[EXERCISE DATA — start]
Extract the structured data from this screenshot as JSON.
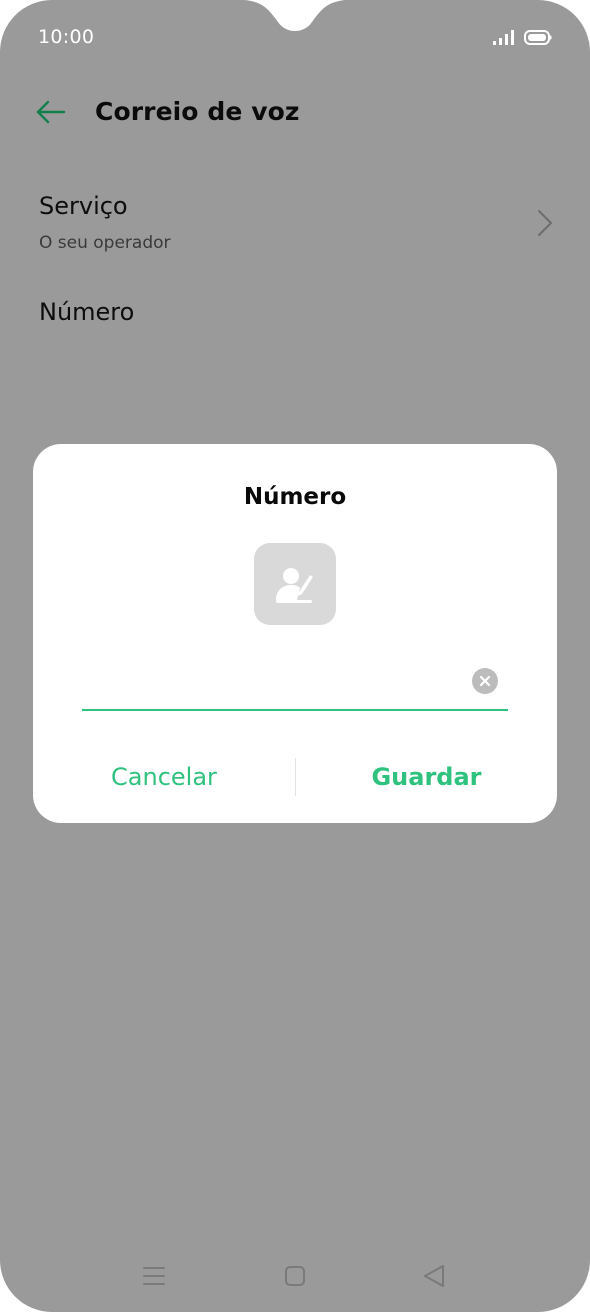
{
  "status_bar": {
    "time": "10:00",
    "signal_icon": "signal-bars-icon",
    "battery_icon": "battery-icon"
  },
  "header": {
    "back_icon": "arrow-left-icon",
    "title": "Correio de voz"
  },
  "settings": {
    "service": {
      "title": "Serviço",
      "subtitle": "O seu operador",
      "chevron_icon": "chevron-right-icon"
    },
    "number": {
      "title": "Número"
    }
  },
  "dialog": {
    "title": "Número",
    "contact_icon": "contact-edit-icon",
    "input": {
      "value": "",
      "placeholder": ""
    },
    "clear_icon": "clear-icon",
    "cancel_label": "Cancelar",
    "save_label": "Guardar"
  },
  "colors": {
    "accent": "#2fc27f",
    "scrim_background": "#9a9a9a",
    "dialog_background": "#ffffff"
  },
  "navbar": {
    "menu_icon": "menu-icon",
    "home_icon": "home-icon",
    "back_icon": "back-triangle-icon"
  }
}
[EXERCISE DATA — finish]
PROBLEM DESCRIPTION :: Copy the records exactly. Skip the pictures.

OUTPUT OF THE TASK ::
Extract the structured data from this screenshot as JSON.
{
  "status_bar": {
    "time": "10:00",
    "signal_icon": "signal-bars-icon",
    "battery_icon": "battery-icon"
  },
  "header": {
    "back_icon": "arrow-left-icon",
    "title": "Correio de voz"
  },
  "settings": {
    "service": {
      "title": "Serviço",
      "subtitle": "O seu operador",
      "chevron_icon": "chevron-right-icon"
    },
    "number": {
      "title": "Número"
    }
  },
  "dialog": {
    "title": "Número",
    "contact_icon": "contact-edit-icon",
    "input": {
      "value": "",
      "placeholder": ""
    },
    "clear_icon": "clear-icon",
    "cancel_label": "Cancelar",
    "save_label": "Guardar"
  },
  "colors": {
    "accent": "#2fc27f",
    "scrim_background": "#9a9a9a",
    "dialog_background": "#ffffff"
  },
  "navbar": {
    "menu_icon": "menu-icon",
    "home_icon": "home-icon",
    "back_icon": "back-triangle-icon"
  }
}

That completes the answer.